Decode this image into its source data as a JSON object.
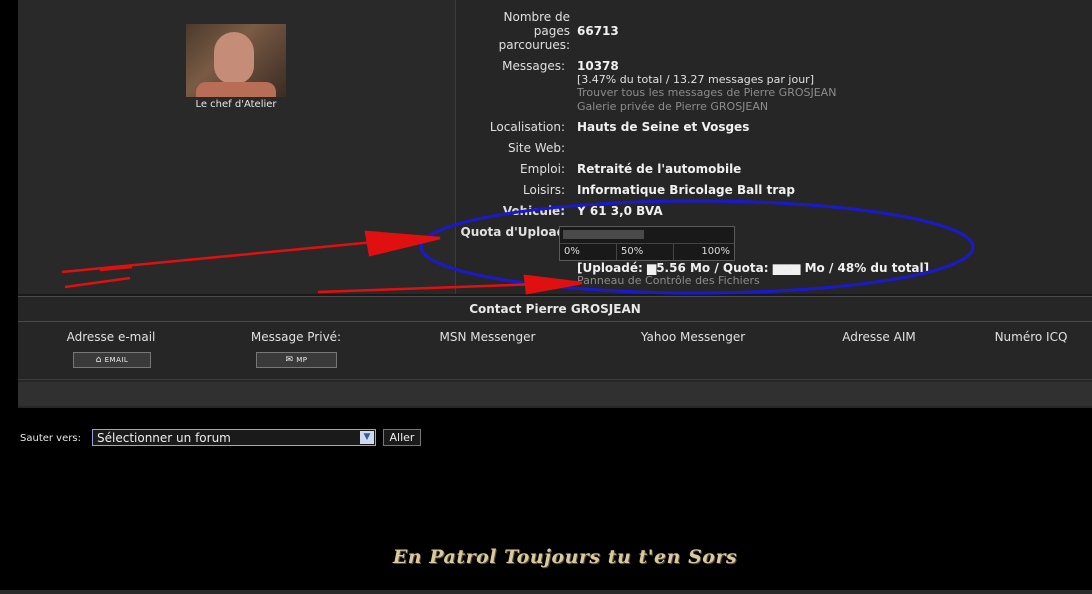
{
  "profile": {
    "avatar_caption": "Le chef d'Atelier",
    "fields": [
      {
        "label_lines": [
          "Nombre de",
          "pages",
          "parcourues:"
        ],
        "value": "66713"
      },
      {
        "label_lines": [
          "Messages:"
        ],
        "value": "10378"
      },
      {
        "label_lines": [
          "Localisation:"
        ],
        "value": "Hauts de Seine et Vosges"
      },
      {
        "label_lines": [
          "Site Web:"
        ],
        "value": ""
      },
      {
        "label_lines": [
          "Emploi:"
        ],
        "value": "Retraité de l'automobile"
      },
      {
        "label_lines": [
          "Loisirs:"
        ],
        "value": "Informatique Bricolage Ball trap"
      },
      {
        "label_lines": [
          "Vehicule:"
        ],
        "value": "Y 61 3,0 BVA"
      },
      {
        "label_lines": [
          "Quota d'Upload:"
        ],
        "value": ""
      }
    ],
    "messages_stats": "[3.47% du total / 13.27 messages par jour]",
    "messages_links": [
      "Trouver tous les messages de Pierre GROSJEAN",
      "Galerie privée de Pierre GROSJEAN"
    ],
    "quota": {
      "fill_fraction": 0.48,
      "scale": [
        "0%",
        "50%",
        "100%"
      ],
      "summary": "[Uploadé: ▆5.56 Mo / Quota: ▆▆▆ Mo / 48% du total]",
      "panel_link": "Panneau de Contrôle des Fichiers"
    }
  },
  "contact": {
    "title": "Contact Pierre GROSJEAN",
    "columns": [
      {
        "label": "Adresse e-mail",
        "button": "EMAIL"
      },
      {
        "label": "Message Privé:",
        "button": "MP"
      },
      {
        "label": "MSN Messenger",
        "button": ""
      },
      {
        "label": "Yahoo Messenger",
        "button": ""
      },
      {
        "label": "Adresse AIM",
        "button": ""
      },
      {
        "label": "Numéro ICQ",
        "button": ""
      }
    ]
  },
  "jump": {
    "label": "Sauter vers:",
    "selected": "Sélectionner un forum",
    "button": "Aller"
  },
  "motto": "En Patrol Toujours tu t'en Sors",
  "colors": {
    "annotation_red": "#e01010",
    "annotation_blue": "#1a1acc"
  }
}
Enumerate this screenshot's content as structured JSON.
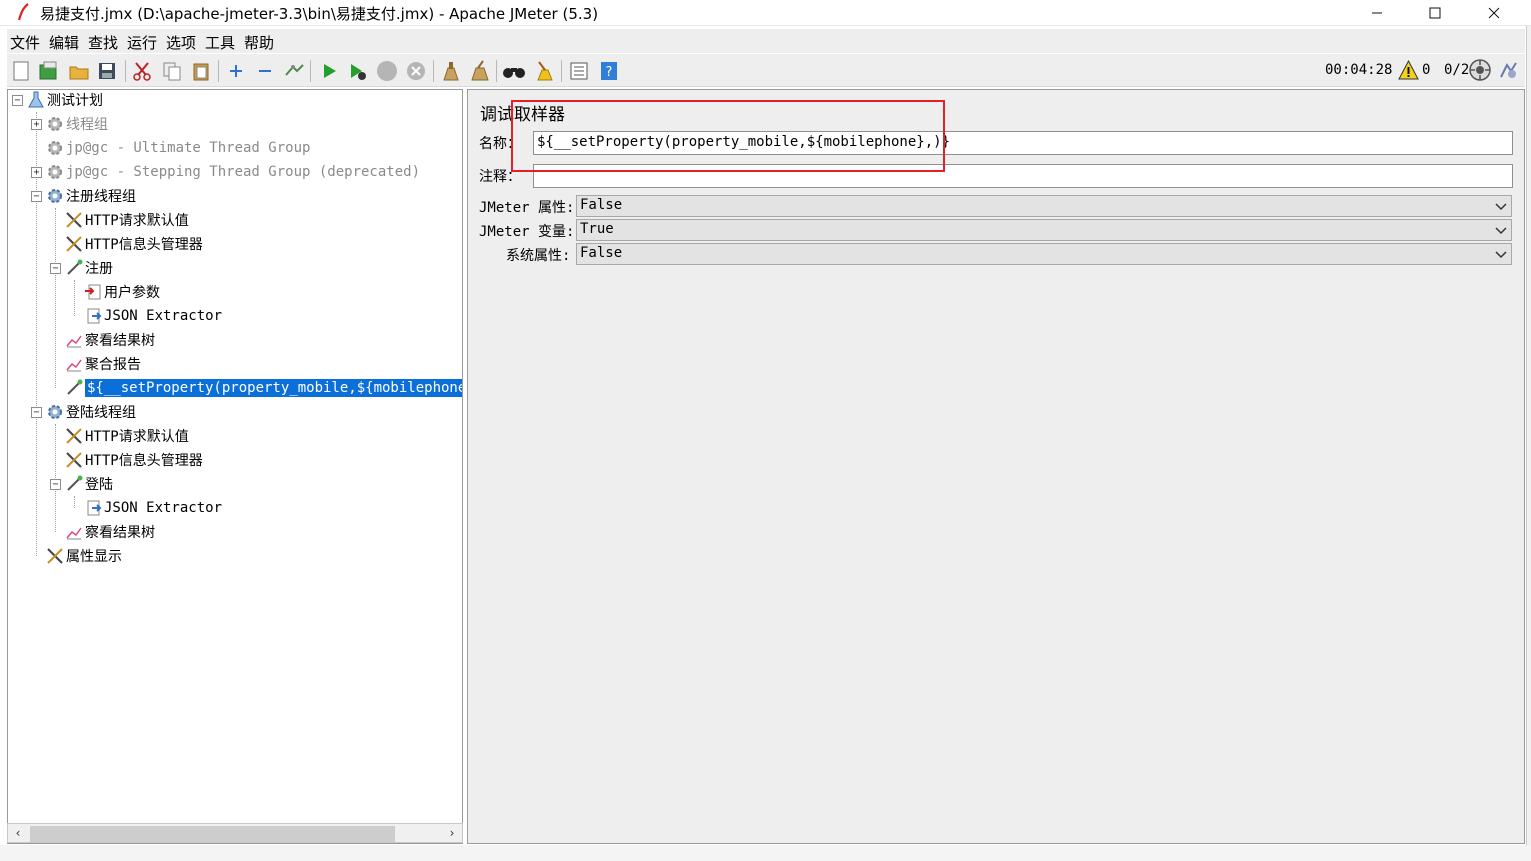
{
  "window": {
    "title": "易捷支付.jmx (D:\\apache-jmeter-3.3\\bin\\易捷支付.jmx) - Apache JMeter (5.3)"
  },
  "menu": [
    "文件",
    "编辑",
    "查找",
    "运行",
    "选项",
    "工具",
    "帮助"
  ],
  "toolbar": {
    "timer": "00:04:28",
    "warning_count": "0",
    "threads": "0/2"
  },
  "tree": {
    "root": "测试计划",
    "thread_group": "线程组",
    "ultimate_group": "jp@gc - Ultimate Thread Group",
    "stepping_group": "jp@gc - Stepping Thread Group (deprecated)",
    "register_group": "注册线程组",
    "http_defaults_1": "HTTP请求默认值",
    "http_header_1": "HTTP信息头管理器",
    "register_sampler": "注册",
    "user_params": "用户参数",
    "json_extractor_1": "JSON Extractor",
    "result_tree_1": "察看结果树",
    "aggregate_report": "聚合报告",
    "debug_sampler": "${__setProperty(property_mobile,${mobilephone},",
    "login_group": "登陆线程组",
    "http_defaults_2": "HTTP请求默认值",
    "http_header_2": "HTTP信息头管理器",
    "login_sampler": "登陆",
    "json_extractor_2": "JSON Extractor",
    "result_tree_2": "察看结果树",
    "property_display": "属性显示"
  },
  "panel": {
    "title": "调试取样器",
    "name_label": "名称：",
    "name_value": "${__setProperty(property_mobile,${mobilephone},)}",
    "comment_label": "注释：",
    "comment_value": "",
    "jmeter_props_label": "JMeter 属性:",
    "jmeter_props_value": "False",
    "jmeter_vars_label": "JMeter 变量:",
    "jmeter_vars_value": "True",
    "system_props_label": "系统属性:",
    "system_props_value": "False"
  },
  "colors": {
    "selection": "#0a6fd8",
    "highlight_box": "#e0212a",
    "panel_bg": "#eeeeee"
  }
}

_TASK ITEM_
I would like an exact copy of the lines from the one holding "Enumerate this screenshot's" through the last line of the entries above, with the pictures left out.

_TASK ANSWER_
Enumerate this screenshot's content as structured JSON.
{
  "window": {
    "title": "易捷支付.jmx (D:\\apache-jmeter-3.3\\bin\\易捷支付.jmx) - Apache JMeter (5.3)"
  },
  "menu": [
    "文件",
    "编辑",
    "查找",
    "运行",
    "选项",
    "工具",
    "帮助"
  ],
  "toolbar": {
    "timer": "00:04:28",
    "warning_count": "0",
    "threads": "0/2"
  },
  "tree": {
    "root": "测试计划",
    "thread_group": "线程组",
    "ultimate_group": "jp@gc - Ultimate Thread Group",
    "stepping_group": "jp@gc - Stepping Thread Group (deprecated)",
    "register_group": "注册线程组",
    "http_defaults_1": "HTTP请求默认值",
    "http_header_1": "HTTP信息头管理器",
    "register_sampler": "注册",
    "user_params": "用户参数",
    "json_extractor_1": "JSON Extractor",
    "result_tree_1": "察看结果树",
    "aggregate_report": "聚合报告",
    "debug_sampler": "${__setProperty(property_mobile,${mobilephone},",
    "login_group": "登陆线程组",
    "http_defaults_2": "HTTP请求默认值",
    "http_header_2": "HTTP信息头管理器",
    "login_sampler": "登陆",
    "json_extractor_2": "JSON Extractor",
    "result_tree_2": "察看结果树",
    "property_display": "属性显示"
  },
  "panel": {
    "title": "调试取样器",
    "name_label": "名称：",
    "name_value": "${__setProperty(property_mobile,${mobilephone},)}",
    "comment_label": "注释：",
    "comment_value": "",
    "jmeter_props_label": "JMeter 属性:",
    "jmeter_props_value": "False",
    "jmeter_vars_label": "JMeter 变量:",
    "jmeter_vars_value": "True",
    "system_props_label": "系统属性:",
    "system_props_value": "False"
  },
  "colors": {
    "selection": "#0a6fd8",
    "highlight_box": "#e0212a",
    "panel_bg": "#eeeeee"
  }
}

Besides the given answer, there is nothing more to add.